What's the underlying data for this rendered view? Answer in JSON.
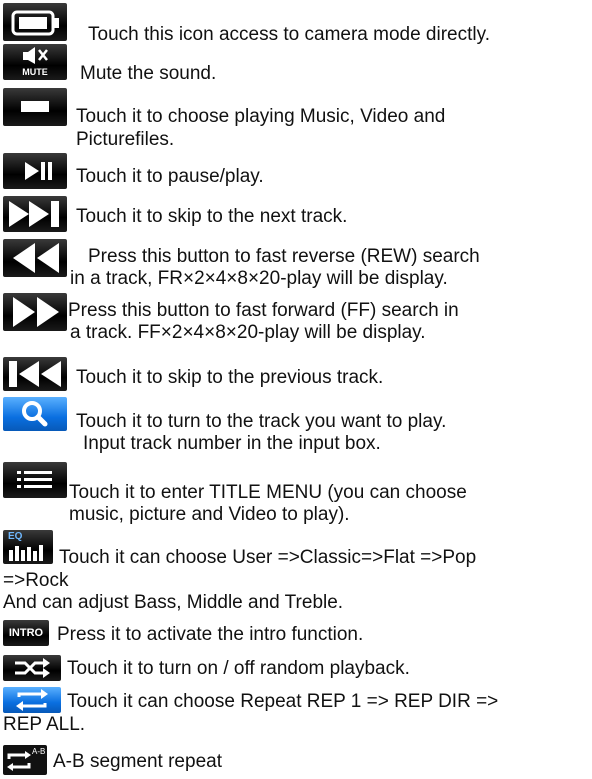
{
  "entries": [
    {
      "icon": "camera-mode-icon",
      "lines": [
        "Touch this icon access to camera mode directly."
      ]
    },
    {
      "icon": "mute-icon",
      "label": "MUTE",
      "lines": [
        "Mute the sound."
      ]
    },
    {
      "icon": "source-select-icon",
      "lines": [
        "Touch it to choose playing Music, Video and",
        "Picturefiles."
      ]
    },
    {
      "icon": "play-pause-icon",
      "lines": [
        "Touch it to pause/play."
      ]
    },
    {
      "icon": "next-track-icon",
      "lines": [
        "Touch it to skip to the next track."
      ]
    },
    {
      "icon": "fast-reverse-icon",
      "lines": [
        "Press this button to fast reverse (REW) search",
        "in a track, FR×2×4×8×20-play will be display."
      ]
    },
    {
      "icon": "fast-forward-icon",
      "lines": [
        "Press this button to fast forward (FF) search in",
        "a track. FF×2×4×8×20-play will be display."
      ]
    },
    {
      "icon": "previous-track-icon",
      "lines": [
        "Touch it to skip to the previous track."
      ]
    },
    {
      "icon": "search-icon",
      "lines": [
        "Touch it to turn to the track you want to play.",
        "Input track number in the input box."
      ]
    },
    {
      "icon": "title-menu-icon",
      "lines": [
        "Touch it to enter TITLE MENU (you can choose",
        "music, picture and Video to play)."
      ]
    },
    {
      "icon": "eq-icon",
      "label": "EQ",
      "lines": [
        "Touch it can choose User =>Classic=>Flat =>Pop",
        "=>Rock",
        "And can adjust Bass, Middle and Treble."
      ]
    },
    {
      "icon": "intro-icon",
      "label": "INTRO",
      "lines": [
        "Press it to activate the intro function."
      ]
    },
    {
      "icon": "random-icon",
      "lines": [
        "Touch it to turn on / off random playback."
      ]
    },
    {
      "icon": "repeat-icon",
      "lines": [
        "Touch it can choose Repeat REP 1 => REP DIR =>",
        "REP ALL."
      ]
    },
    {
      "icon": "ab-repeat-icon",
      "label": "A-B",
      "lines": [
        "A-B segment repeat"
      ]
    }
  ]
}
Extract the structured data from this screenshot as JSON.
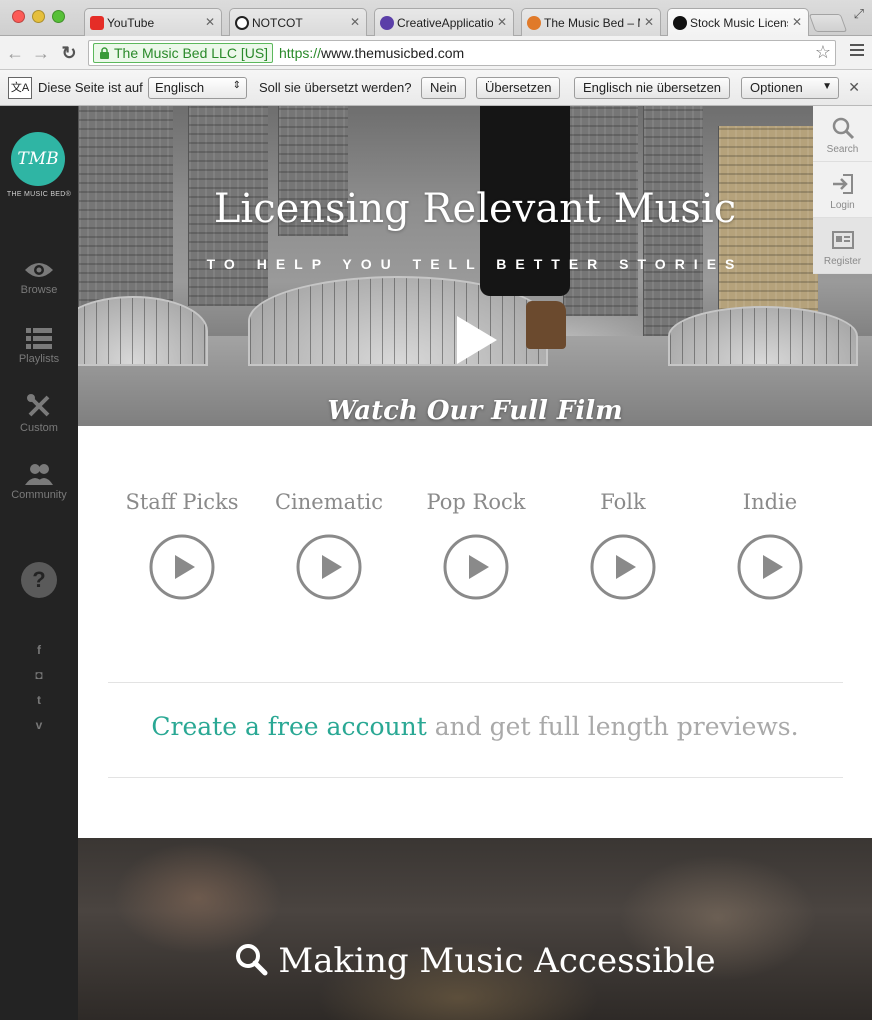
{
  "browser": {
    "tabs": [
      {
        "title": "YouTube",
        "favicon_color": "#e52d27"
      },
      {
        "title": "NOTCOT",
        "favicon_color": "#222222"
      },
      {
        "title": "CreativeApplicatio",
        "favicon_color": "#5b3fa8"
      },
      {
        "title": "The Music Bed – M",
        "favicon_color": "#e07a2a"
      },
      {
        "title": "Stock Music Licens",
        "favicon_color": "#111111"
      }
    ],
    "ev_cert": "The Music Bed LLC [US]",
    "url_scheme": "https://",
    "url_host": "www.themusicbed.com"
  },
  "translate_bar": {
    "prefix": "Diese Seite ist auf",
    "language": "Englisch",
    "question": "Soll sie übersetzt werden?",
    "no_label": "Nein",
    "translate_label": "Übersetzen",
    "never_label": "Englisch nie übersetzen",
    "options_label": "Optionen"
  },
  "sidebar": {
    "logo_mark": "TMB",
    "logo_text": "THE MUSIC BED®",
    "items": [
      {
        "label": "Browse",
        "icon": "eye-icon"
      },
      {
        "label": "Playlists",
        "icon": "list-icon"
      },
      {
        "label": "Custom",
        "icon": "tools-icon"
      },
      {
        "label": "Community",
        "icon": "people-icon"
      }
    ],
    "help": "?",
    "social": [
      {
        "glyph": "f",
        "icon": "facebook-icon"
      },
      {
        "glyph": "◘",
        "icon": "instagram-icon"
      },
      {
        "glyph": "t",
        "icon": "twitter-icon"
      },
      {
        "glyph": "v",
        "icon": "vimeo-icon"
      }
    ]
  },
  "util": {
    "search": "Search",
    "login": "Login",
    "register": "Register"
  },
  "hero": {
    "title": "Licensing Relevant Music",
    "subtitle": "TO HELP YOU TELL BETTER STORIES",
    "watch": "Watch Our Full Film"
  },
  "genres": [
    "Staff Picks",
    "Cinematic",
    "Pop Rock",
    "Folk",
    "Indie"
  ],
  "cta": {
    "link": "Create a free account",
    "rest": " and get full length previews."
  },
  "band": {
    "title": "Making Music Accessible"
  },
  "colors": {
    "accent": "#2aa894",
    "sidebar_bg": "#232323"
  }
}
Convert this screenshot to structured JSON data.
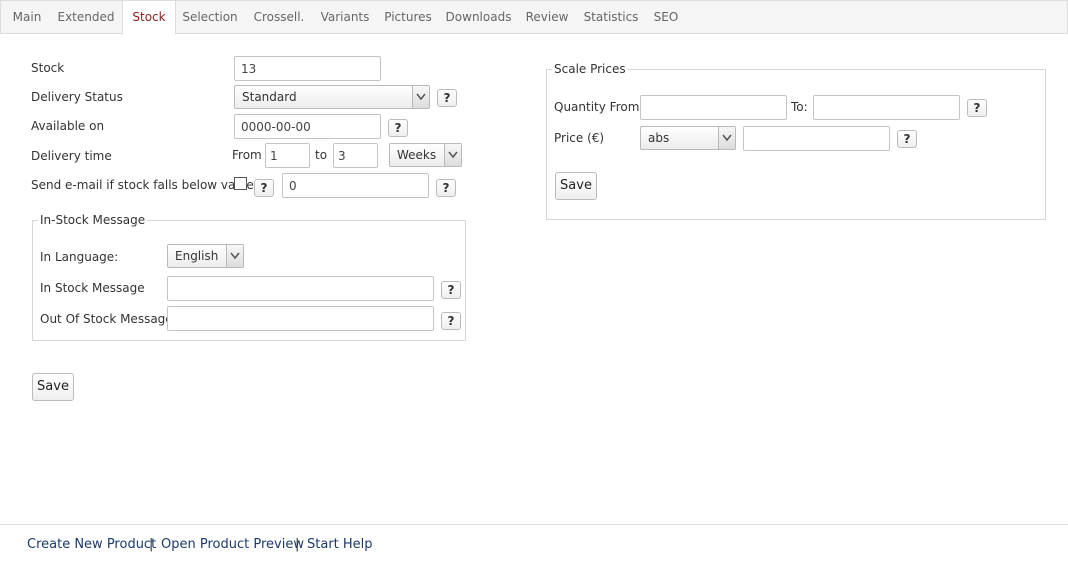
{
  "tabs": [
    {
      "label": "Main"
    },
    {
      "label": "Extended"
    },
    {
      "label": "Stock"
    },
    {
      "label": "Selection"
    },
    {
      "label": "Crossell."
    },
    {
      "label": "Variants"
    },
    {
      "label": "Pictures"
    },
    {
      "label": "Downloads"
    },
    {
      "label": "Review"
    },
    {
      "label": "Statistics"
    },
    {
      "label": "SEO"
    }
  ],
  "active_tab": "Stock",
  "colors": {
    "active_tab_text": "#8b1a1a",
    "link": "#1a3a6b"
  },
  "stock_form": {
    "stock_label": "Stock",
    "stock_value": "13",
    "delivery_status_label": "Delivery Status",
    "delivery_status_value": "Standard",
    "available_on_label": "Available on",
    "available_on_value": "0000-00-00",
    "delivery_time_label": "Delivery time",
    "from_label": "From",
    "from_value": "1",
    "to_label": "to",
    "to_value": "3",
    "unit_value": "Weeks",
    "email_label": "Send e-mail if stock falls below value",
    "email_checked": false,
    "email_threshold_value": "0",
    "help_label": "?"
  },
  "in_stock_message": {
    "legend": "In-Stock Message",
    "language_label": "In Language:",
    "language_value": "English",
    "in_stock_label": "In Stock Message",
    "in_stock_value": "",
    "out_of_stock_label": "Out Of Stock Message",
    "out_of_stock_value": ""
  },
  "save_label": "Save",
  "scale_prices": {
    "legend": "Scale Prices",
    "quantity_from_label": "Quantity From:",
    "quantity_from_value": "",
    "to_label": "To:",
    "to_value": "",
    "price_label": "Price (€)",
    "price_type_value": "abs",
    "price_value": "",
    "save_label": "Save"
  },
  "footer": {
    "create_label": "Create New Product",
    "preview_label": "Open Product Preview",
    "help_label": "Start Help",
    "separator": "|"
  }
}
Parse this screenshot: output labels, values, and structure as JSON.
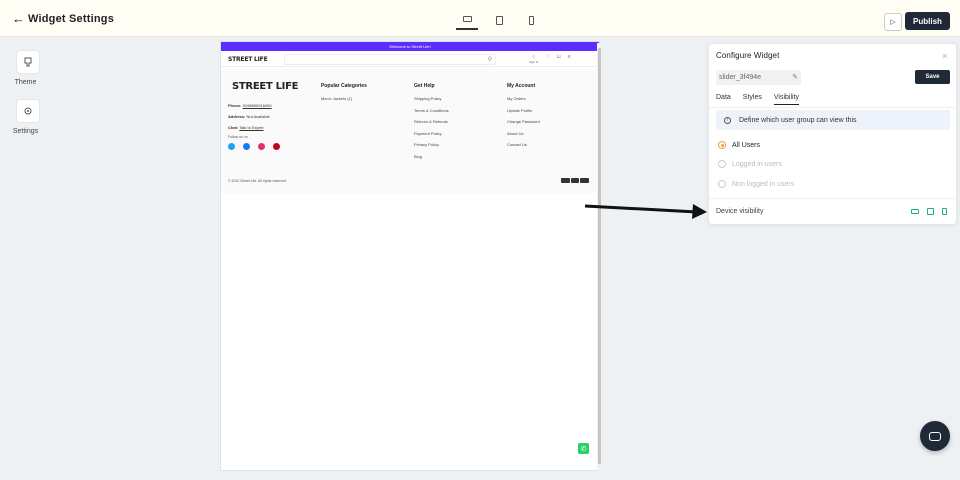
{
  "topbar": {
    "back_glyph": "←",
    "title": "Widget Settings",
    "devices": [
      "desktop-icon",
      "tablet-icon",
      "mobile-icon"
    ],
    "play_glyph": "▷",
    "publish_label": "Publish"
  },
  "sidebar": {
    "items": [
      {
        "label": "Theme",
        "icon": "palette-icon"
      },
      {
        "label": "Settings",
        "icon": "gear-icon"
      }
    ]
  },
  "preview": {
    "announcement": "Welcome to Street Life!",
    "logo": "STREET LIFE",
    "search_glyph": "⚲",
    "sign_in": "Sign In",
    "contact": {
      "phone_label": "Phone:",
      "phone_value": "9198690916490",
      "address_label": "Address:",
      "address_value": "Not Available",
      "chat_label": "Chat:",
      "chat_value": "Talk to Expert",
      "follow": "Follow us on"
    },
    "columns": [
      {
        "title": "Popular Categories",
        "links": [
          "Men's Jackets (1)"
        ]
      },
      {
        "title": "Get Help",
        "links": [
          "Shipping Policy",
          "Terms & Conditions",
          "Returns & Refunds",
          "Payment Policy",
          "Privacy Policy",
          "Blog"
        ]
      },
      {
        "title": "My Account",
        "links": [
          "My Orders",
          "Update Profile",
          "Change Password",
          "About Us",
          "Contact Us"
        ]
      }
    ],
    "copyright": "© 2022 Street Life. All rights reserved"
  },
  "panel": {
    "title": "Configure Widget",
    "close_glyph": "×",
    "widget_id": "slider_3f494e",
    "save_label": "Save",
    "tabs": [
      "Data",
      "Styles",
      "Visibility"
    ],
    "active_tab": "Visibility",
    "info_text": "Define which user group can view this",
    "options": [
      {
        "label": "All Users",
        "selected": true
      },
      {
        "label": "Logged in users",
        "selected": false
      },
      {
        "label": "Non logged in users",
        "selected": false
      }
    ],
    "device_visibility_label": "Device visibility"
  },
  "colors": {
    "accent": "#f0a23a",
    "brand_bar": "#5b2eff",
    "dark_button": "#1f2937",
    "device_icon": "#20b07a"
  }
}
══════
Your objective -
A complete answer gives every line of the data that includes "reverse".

Your response -
      "icon": "fast-reverse-icon",
        "Press this button to fast reverse (REW) search",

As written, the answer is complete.